experience as a department head for the last decade:
I think we somehow expect that administrative leaders should be
unfailingly polite, deferential, patient, and solicitous when
we're the ones talking with them and bold, confrontational, and
aggressive when they're talking to anyone else.
The next one has affected me less directly, but I see it in the
expectations across campus all the time:
We seem to expect administrative leaders to escape structural
traps that we cannot imagine a way to escape from.
Burke ends the paragraph containing those sentences with a summary
that many administrators can appreciate: "There's a lot of
Catch-22 going on here."
Burke is always thoughtful, and thought-provoking, on matters of
academia and culture. If those topics interest, his blog is often
As some of you may already be aware, Mozilla has experienced a lot of change over the years. Most teams and projects within Mozilla have felt this change in some way, either directly or indirectly. The QA Team is no exception.

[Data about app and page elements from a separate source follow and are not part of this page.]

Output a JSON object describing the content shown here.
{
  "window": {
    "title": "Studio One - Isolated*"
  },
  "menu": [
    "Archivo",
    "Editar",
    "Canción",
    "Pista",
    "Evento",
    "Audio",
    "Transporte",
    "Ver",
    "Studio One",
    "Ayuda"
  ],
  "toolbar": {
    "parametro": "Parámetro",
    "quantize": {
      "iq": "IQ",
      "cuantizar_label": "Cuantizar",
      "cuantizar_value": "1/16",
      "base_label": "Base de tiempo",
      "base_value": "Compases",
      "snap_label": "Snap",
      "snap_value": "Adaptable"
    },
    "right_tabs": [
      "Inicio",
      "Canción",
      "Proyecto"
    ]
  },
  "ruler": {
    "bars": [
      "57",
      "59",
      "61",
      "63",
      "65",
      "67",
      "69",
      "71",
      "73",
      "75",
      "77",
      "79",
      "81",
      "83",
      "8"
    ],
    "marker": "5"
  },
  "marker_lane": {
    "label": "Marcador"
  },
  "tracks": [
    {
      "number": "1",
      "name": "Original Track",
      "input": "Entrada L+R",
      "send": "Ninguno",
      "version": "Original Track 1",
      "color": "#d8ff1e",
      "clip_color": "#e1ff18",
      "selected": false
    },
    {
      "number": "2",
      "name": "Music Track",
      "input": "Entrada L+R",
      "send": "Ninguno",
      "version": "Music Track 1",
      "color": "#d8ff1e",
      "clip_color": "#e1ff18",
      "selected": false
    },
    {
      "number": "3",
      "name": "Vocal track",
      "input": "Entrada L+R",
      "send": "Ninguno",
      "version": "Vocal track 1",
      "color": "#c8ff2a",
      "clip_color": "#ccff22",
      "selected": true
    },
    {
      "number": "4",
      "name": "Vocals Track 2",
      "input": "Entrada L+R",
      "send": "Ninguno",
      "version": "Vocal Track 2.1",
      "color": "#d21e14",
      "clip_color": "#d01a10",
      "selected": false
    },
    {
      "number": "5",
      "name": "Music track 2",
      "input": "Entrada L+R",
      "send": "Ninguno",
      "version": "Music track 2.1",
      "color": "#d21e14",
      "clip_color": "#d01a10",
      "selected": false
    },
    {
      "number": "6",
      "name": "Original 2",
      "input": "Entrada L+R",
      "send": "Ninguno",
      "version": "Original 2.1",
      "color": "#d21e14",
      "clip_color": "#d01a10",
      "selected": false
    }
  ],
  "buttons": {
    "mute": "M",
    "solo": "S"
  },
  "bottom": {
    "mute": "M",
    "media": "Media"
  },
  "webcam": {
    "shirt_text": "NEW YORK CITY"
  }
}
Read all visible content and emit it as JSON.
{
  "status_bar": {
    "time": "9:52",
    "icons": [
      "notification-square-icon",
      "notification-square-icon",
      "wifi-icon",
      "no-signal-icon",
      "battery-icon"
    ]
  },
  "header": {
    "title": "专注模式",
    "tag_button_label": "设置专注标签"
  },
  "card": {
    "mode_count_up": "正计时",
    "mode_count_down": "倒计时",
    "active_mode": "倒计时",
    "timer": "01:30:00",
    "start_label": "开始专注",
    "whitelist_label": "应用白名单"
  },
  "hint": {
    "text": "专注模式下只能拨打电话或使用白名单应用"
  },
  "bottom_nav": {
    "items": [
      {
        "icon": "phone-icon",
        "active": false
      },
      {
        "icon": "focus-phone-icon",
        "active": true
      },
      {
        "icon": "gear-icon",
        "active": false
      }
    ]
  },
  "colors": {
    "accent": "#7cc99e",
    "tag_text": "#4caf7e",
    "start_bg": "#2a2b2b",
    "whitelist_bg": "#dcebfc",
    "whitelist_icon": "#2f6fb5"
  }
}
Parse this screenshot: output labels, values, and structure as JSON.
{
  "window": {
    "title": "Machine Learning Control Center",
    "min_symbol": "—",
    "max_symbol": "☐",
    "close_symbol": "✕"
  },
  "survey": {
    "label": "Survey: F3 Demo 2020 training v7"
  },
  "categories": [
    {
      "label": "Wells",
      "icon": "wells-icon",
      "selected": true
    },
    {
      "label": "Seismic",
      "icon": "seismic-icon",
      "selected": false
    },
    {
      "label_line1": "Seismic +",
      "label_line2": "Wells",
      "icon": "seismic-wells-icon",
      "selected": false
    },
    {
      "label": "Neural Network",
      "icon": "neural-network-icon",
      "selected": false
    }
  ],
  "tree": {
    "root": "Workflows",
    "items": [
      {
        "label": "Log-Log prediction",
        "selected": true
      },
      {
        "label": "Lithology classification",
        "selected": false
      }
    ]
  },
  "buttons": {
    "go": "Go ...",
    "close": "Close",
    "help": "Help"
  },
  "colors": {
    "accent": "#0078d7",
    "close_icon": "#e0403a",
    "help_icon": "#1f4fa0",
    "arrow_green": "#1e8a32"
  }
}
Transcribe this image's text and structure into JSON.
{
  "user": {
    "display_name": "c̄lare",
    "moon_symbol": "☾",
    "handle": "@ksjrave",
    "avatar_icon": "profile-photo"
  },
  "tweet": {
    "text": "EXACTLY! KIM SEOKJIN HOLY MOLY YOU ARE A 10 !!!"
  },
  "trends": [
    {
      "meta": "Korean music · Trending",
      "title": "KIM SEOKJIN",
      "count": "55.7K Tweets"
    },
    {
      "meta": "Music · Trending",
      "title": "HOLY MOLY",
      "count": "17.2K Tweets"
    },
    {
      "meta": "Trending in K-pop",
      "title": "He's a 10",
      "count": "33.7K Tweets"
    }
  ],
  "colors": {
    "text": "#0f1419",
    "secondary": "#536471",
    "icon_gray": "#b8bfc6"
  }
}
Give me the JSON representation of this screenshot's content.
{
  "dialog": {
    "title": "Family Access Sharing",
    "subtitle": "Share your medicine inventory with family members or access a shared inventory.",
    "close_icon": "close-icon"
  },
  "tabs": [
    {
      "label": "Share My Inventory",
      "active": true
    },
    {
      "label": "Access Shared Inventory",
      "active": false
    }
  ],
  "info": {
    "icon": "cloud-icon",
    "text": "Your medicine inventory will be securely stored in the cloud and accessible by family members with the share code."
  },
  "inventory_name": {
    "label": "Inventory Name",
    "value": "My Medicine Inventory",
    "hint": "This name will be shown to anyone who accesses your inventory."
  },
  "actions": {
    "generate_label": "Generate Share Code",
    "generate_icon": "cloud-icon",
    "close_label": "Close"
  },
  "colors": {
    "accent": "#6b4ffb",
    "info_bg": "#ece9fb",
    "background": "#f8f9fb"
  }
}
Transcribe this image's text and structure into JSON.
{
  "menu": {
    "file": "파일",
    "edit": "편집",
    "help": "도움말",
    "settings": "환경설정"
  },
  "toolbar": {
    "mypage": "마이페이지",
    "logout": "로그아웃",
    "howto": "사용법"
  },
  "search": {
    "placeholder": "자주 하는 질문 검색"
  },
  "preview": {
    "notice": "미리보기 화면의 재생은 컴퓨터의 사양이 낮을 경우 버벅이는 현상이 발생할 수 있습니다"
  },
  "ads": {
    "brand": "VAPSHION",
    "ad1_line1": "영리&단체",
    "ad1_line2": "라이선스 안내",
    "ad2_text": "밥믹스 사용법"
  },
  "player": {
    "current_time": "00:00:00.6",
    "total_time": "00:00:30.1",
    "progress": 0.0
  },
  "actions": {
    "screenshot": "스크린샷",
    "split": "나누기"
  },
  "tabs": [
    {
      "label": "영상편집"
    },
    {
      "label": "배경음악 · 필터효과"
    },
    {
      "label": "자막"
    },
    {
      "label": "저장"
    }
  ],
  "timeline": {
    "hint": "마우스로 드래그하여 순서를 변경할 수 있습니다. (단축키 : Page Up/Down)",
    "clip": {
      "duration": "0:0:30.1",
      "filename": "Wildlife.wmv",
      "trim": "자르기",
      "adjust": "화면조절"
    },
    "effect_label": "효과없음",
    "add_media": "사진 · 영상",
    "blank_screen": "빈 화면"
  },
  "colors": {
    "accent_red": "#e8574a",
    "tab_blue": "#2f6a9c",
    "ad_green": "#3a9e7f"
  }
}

As a microcosm of the Mozilla Project, people involved in many disparate projects, QA has changed course many times. To many of you, these changes may have passed by unnoticed. Perhaps you noticed something was different about QA but were not able to understand how or why things had changed. Perhaps it was a feeling, that some of us seemed more distant, or that it just felt different.
This may come as a surprise to some, but there is no longer a single, unified QA team at Mozilla. After going through a few re-organizations, we are spread across the organization, embedded with — and reporting to — various product teams.
Those teams have benefited by having a dedicated QA person on staff full time. However, with so few of us to go around, many teams find themselves without any QA. In this state, we’ve lost the distinguished central QA organization that once was and in doing so we’ve lost a central QA voice.
As a result of these changes and a sense of perpetual reorganization we have reached a tipping point. We’ve lost some very talented and passionate people. Change within itself isn’t a bad thing. The loss of cohesion is. It is time to break this pattern, regain our cohesion and regain our focus on the community.
The core group of QA community members, paid and volunteer, will soon be getting together to formulate a mission statement. We’ll do this with a series of one-on-one conversations between core individuals who are interested in architecting a new QA community. This will serve as the guiding light of our journey toward a more optimistic future together.
In recognition of those who might feel excluded from this process, we want to assure you that there will be opportunity to contribute very early on. Conducting these one on ones is just the first step in a very long journey. We plan to bring everyone along who wants to be here, but this process requires great care and it will take time. If you’d like to help us build the future please get in touch with us.